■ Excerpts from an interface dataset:

··········

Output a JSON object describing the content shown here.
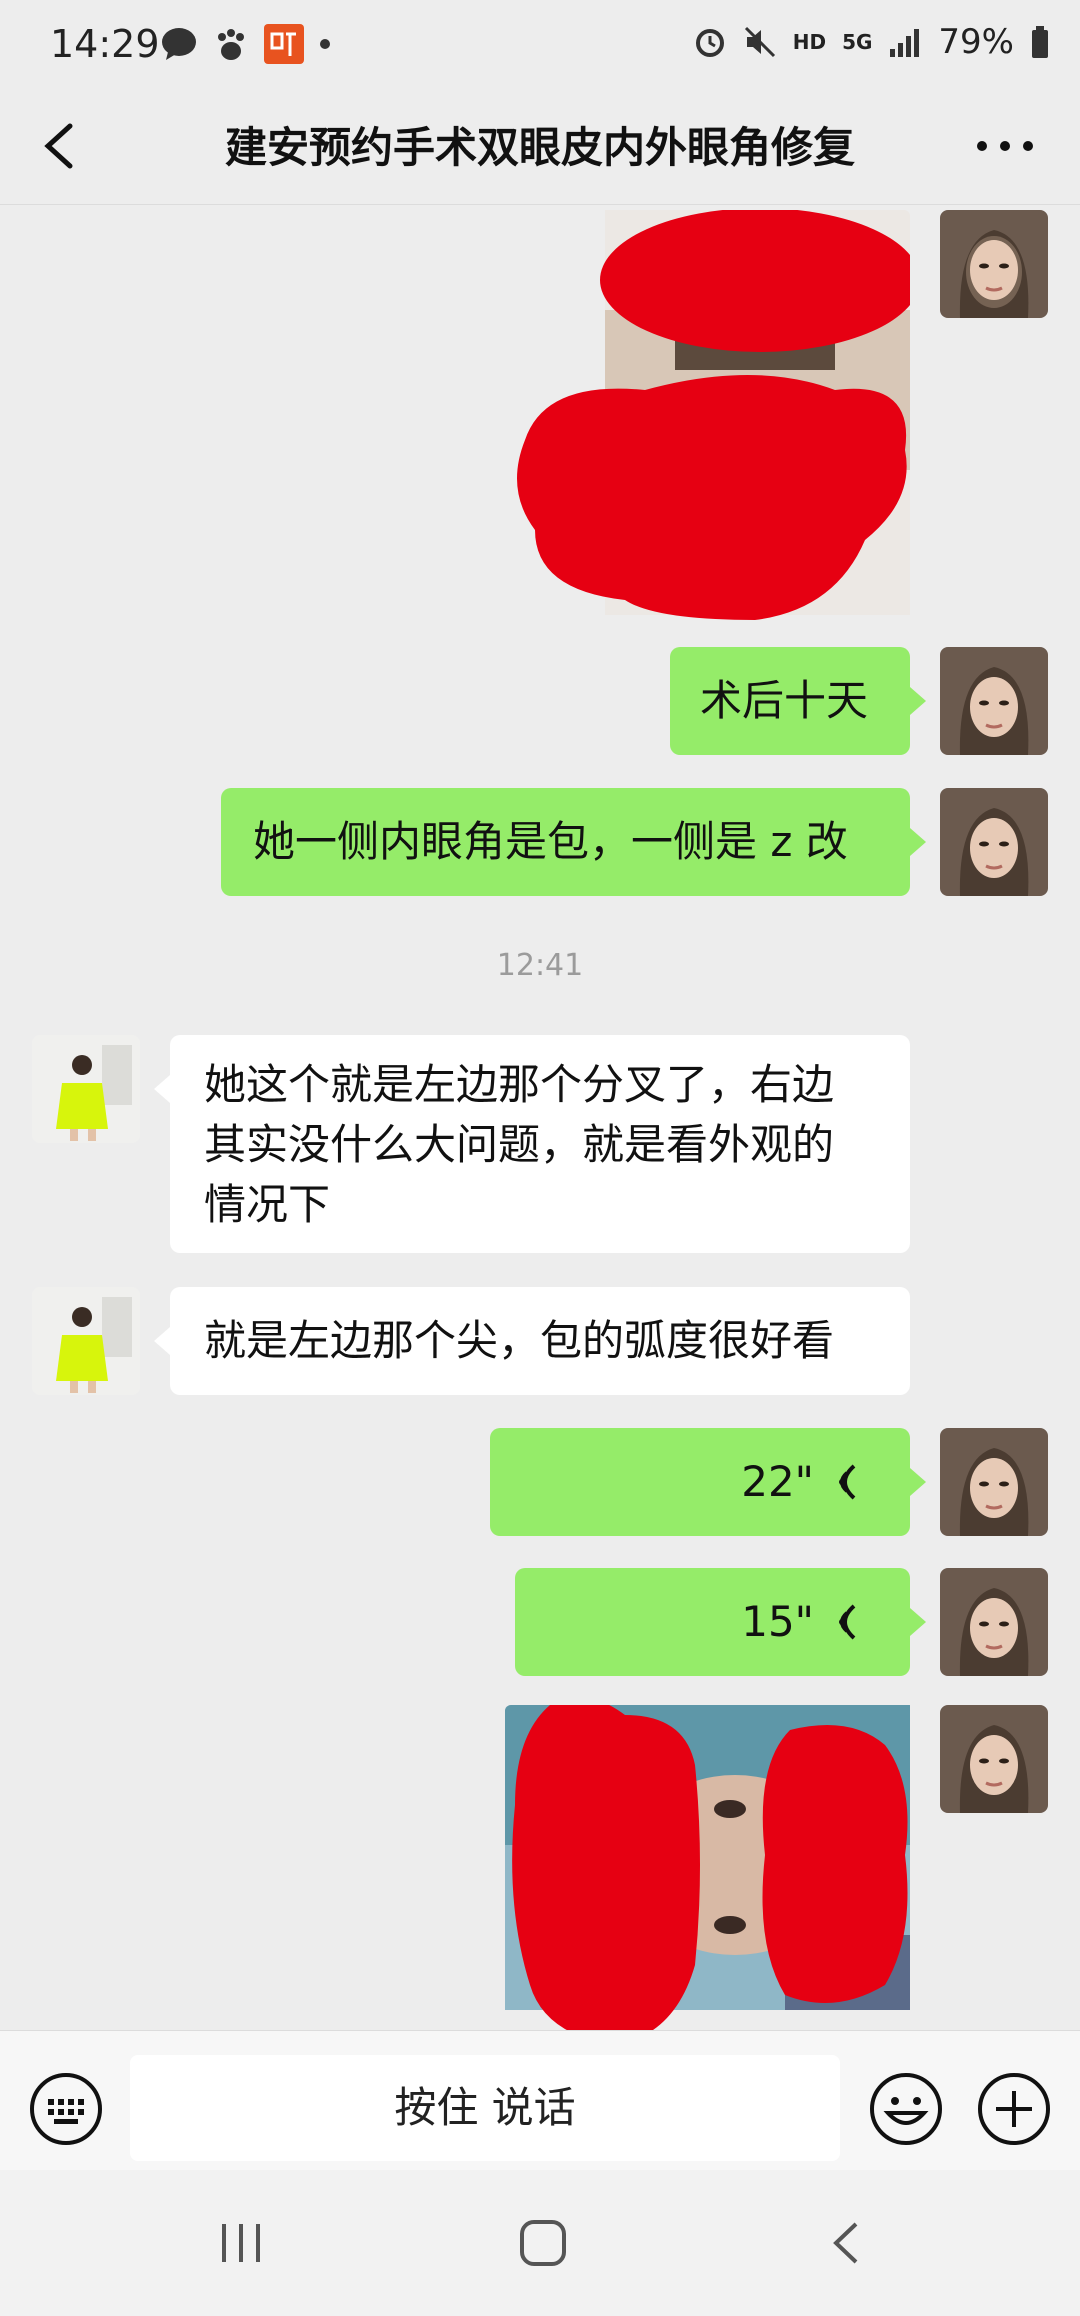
{
  "status_bar": {
    "time": "14:29",
    "network": "HD",
    "signal_label": "5G",
    "battery": "79%"
  },
  "chat": {
    "title": "建安预约手术双眼皮内外眼角修复",
    "timestamp": "12:41",
    "messages": {
      "m1": "术后十天",
      "m2": "她一侧内眼角是包，一侧是 z 改",
      "m3_line1": "她这个就是左边那个分叉了，右边",
      "m3_line2": "其实没什么大问题，就是看外观的",
      "m3_line3": "情况下",
      "m4": "就是左边那个尖，包的弧度很好看",
      "v1": "22\"",
      "v2": "15\""
    }
  },
  "input": {
    "press_to_talk": "按住 说话"
  },
  "icons": {
    "back": "chevron-left-icon",
    "more": "more-dots-icon",
    "keyboard": "keyboard-icon",
    "emoji": "emoji-icon",
    "plus": "plus-icon",
    "voice": "voice-wave-icon"
  },
  "colors": {
    "outgoing_bubble": "#95ec69",
    "incoming_bubble": "#ffffff",
    "redaction": "#e60012"
  }
}
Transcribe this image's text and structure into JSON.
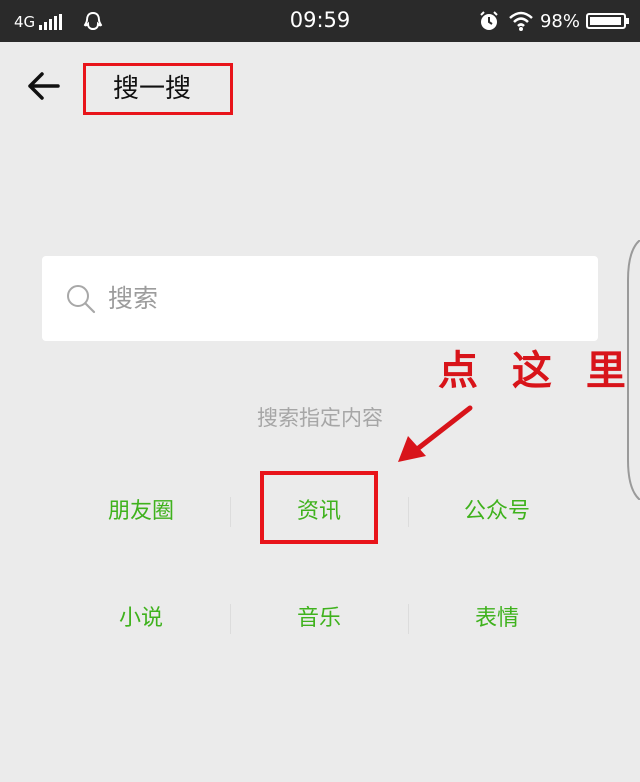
{
  "status_bar": {
    "network": "4G",
    "time": "09:59",
    "battery": "98%",
    "battery_level": 0.98,
    "icons": [
      "signal-icon",
      "qq-icon",
      "alarm-icon",
      "wifi-icon",
      "battery-icon"
    ]
  },
  "header": {
    "title": "搜一搜",
    "back_icon": "arrow-left-icon"
  },
  "search": {
    "placeholder": "搜索",
    "icon": "search-icon"
  },
  "annotation": {
    "text": "点 这 里",
    "color": "#d8141a"
  },
  "hint": "搜索指定内容",
  "categories": [
    {
      "label": "朋友圈"
    },
    {
      "label": "资讯"
    },
    {
      "label": "公众号"
    },
    {
      "label": "小说"
    },
    {
      "label": "音乐"
    },
    {
      "label": "表情"
    }
  ],
  "colors": {
    "accent_green": "#3fb21d",
    "highlight_red": "#e8141a",
    "background": "#ebebeb",
    "status_bar": "#2a2a2a"
  }
}
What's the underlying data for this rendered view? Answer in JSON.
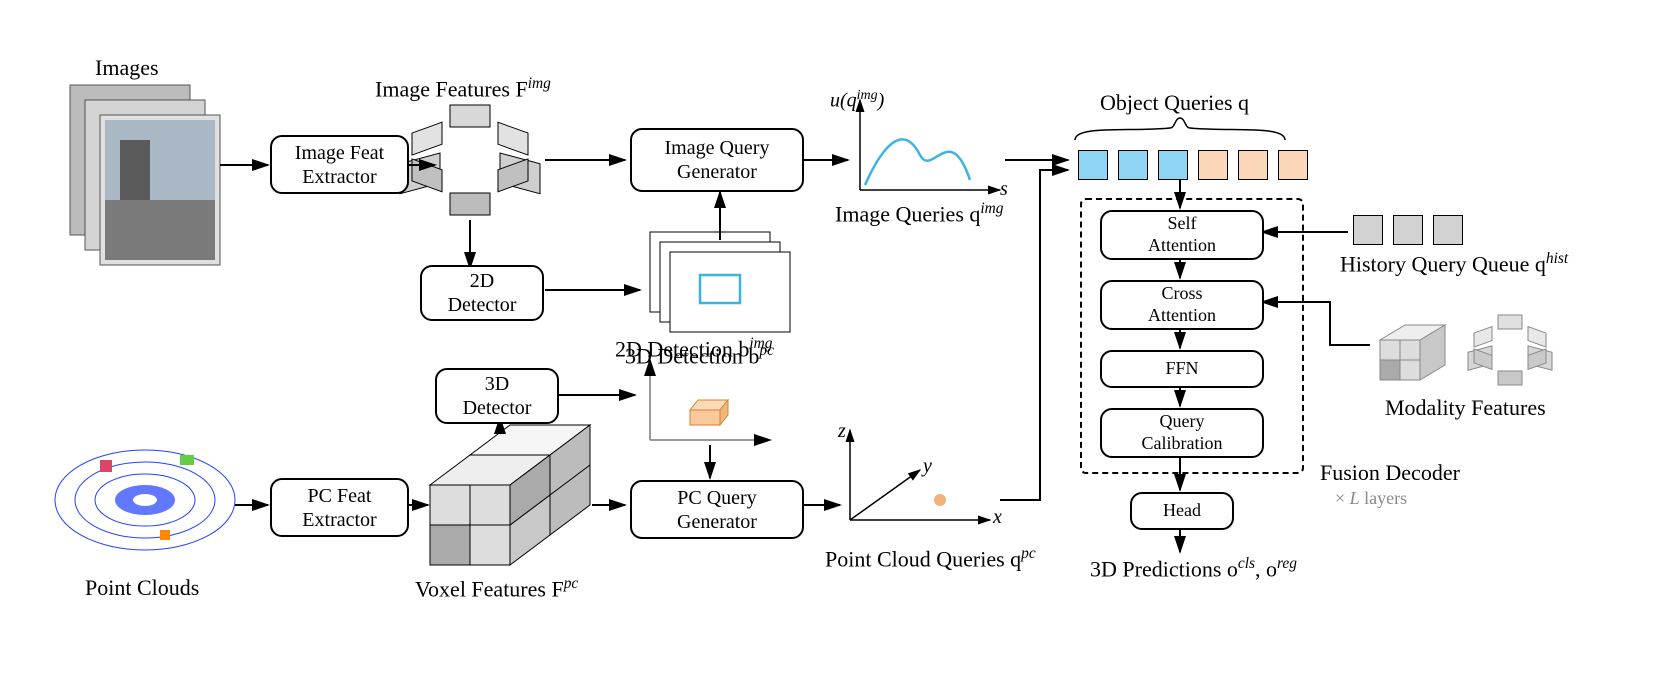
{
  "labels": {
    "images": "Images",
    "pointClouds": "Point Clouds",
    "imageFeat": "Image Features F",
    "imageFeatSup": "img",
    "voxelFeat": "Voxel Features F",
    "voxelFeatSup": "pc",
    "det2d": "2D Detection b",
    "det2dSup": "img",
    "det3d": "3D Detection b",
    "det3dSup": "pc",
    "imgQueries": "Image Queries q",
    "imgQueriesSup": "img",
    "pcQueries": "Point Cloud Queries q",
    "pcQueriesSup": "pc",
    "uq": "u(q",
    "uqSup": "img",
    "uqClose": ")",
    "sVar": "s",
    "xVar": "x",
    "yVar": "y",
    "zVar": "z",
    "objectQueries": "Object Queries q",
    "historyQueue": "History Query Queue q",
    "historyQueueSup": "hist",
    "modalityFeatures": "Modality Features",
    "fusionDecoder": "Fusion Decoder",
    "layers": "× L layers",
    "predictions": "3D Predictions o",
    "predSup1": "cls",
    "predSep": ", o",
    "predSup2": "reg"
  },
  "blocks": {
    "imgFeatExtractor": "Image Feat\nExtractor",
    "pcFeatExtractor": "PC Feat\nExtractor",
    "imgQGen": "Image Query\nGenerator",
    "pcQGen": "PC Query\nGenerator",
    "det2d": "2D\nDetector",
    "det3d": "3D\nDetector",
    "selfAtt": "Self\nAttention",
    "crossAtt": "Cross\nAttention",
    "ffn": "FFN",
    "queryCalib": "Query\nCalibration",
    "head": "Head"
  }
}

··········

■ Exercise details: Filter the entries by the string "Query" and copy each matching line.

■ Finished exercise:
    "historyQueue": "History Query Queue q",
    "imgQGen": "Image Query\nGenerator",
    "pcQGen": "PC Query\nGenerator",
    "queryCalib": "Query\nCalibration",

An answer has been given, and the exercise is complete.